**Material to process**

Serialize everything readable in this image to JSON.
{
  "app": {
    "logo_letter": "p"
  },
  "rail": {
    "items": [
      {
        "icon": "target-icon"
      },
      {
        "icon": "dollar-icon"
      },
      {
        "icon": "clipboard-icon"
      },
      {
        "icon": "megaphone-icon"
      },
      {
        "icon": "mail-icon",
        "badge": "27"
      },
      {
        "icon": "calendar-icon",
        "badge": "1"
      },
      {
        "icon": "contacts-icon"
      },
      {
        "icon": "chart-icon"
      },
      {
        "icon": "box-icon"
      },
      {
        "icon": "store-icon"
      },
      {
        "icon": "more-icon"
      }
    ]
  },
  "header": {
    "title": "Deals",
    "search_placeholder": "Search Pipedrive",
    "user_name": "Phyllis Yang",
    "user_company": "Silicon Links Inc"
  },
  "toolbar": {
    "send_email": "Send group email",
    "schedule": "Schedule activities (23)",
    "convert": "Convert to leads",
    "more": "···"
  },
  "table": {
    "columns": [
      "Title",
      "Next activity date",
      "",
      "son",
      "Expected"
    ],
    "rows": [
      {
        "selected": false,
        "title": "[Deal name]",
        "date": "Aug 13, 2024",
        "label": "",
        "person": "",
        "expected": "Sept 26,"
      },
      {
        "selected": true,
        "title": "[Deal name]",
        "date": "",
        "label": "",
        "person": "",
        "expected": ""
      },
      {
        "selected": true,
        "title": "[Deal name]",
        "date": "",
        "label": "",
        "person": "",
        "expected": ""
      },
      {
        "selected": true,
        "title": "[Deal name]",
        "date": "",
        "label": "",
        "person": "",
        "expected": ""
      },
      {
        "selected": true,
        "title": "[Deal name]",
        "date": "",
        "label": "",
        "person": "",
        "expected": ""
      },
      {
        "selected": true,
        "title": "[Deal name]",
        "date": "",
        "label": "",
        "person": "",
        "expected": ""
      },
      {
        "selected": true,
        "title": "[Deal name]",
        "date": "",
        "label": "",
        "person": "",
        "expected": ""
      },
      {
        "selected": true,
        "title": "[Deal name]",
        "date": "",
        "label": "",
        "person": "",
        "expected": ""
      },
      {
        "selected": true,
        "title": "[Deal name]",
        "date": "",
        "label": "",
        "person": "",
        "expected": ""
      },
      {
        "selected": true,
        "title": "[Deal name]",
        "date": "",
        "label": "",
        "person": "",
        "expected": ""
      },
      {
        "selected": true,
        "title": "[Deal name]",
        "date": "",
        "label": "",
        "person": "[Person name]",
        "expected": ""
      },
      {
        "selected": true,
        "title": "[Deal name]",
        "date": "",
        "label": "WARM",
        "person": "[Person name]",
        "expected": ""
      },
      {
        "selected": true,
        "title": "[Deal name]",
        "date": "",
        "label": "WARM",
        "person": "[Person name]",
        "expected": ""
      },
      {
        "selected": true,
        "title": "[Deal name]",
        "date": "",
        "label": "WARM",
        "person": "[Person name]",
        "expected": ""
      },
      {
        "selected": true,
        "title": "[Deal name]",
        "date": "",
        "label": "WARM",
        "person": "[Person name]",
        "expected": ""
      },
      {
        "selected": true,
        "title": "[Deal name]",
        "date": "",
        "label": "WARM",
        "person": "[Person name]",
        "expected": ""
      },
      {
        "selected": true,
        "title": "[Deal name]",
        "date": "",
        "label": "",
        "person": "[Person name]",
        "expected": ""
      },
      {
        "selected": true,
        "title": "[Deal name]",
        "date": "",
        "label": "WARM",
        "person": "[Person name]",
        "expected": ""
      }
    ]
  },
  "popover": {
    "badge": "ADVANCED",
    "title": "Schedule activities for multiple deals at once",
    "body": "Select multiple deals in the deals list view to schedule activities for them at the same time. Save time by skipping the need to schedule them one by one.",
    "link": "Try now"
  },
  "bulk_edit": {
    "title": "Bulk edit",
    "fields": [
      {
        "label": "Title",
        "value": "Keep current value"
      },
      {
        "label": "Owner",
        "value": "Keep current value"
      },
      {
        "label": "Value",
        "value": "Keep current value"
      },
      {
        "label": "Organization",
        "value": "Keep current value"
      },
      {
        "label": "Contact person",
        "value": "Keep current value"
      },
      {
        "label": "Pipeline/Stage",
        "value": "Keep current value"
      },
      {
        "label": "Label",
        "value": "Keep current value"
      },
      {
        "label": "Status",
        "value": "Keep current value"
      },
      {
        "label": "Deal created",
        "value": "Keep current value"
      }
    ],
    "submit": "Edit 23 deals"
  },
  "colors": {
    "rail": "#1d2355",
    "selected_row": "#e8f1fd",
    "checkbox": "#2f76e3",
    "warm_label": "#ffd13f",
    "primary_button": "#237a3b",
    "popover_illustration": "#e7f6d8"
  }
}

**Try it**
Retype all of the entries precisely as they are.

**Result of this exercise**
Serialize everything readable in this image to JSON.
{
  "app": {
    "logo_letter": "p"
  },
  "rail": {
    "items": [
      {
        "icon": "target-icon"
      },
      {
        "icon": "dollar-icon"
      },
      {
        "icon": "clipboard-icon"
      },
      {
        "icon": "megaphone-icon"
      },
      {
        "icon": "mail-icon",
        "badge": "27"
      },
      {
        "icon": "calendar-icon",
        "badge": "1"
      },
      {
        "icon": "contacts-icon"
      },
      {
        "icon": "chart-icon"
      },
      {
        "icon": "box-icon"
      },
      {
        "icon": "store-icon"
      },
      {
        "icon": "more-icon"
      }
    ]
  },
  "header": {
    "title": "Deals",
    "search_placeholder": "Search Pipedrive",
    "user_name": "Phyllis Yang",
    "user_company": "Silicon Links Inc"
  },
  "toolbar": {
    "send_email": "Send group email",
    "schedule": "Schedule activities (23)",
    "convert": "Convert to leads",
    "more": "···"
  },
  "table": {
    "columns": [
      "Title",
      "Next activity date",
      "",
      "son",
      "Expected"
    ],
    "rows": [
      {
        "selected": false,
        "title": "[Deal name]",
        "date": "Aug 13, 2024",
        "label": "",
        "person": "",
        "expected": "Sept 26,"
      },
      {
        "selected": true,
        "title": "[Deal name]",
        "date": "",
        "label": "",
        "person": "",
        "expected": ""
      },
      {
        "selected": true,
        "title": "[Deal name]",
        "date": "",
        "label": "",
        "person": "",
        "expected": ""
      },
      {
        "selected": true,
        "title": "[Deal name]",
        "date": "",
        "label": "",
        "person": "",
        "expected": ""
      },
      {
        "selected": true,
        "title": "[Deal name]",
        "date": "",
        "label": "",
        "person": "",
        "expected": ""
      },
      {
        "selected": true,
        "title": "[Deal name]",
        "date": "",
        "label": "",
        "person": "",
        "expected": ""
      },
      {
        "selected": true,
        "title": "[Deal name]",
        "date": "",
        "label": "",
        "person": "",
        "expected": ""
      },
      {
        "selected": true,
        "title": "[Deal name]",
        "date": "",
        "label": "",
        "person": "",
        "expected": ""
      },
      {
        "selected": true,
        "title": "[Deal name]",
        "date": "",
        "label": "",
        "person": "",
        "expected": ""
      },
      {
        "selected": true,
        "title": "[Deal name]",
        "date": "",
        "label": "",
        "person": "",
        "expected": ""
      },
      {
        "selected": true,
        "title": "[Deal name]",
        "date": "",
        "label": "",
        "person": "[Person name]",
        "expected": ""
      },
      {
        "selected": true,
        "title": "[Deal name]",
        "date": "",
        "label": "WARM",
        "person": "[Person name]",
        "expected": ""
      },
      {
        "selected": true,
        "title": "[Deal name]",
        "date": "",
        "label": "WARM",
        "person": "[Person name]",
        "expected": ""
      },
      {
        "selected": true,
        "title": "[Deal name]",
        "date": "",
        "label": "WARM",
        "person": "[Person name]",
        "expected": ""
      },
      {
        "selected": true,
        "title": "[Deal name]",
        "date": "",
        "label": "WARM",
        "person": "[Person name]",
        "expected": ""
      },
      {
        "selected": true,
        "title": "[Deal name]",
        "date": "",
        "label": "WARM",
        "person": "[Person name]",
        "expected": ""
      },
      {
        "selected": true,
        "title": "[Deal name]",
        "date": "",
        "label": "",
        "person": "[Person name]",
        "expected": ""
      },
      {
        "selected": true,
        "title": "[Deal name]",
        "date": "",
        "label": "WARM",
        "person": "[Person name]",
        "expected": ""
      }
    ]
  },
  "popover": {
    "badge": "ADVANCED",
    "title": "Schedule activities for multiple deals at once",
    "body": "Select multiple deals in the deals list view to schedule activities for them at the same time. Save time by skipping the need to schedule them one by one.",
    "link": "Try now"
  },
  "bulk_edit": {
    "title": "Bulk edit",
    "fields": [
      {
        "label": "Title",
        "value": "Keep current value"
      },
      {
        "label": "Owner",
        "value": "Keep current value"
      },
      {
        "label": "Value",
        "value": "Keep current value"
      },
      {
        "label": "Organization",
        "value": "Keep current value"
      },
      {
        "label": "Contact person",
        "value": "Keep current value"
      },
      {
        "label": "Pipeline/Stage",
        "value": "Keep current value"
      },
      {
        "label": "Label",
        "value": "Keep current value"
      },
      {
        "label": "Status",
        "value": "Keep current value"
      },
      {
        "label": "Deal created",
        "value": "Keep current value"
      }
    ],
    "submit": "Edit 23 deals"
  },
  "colors": {
    "rail": "#1d2355",
    "selected_row": "#e8f1fd",
    "checkbox": "#2f76e3",
    "warm_label": "#ffd13f",
    "primary_button": "#237a3b",
    "popover_illustration": "#e7f6d8"
  }
}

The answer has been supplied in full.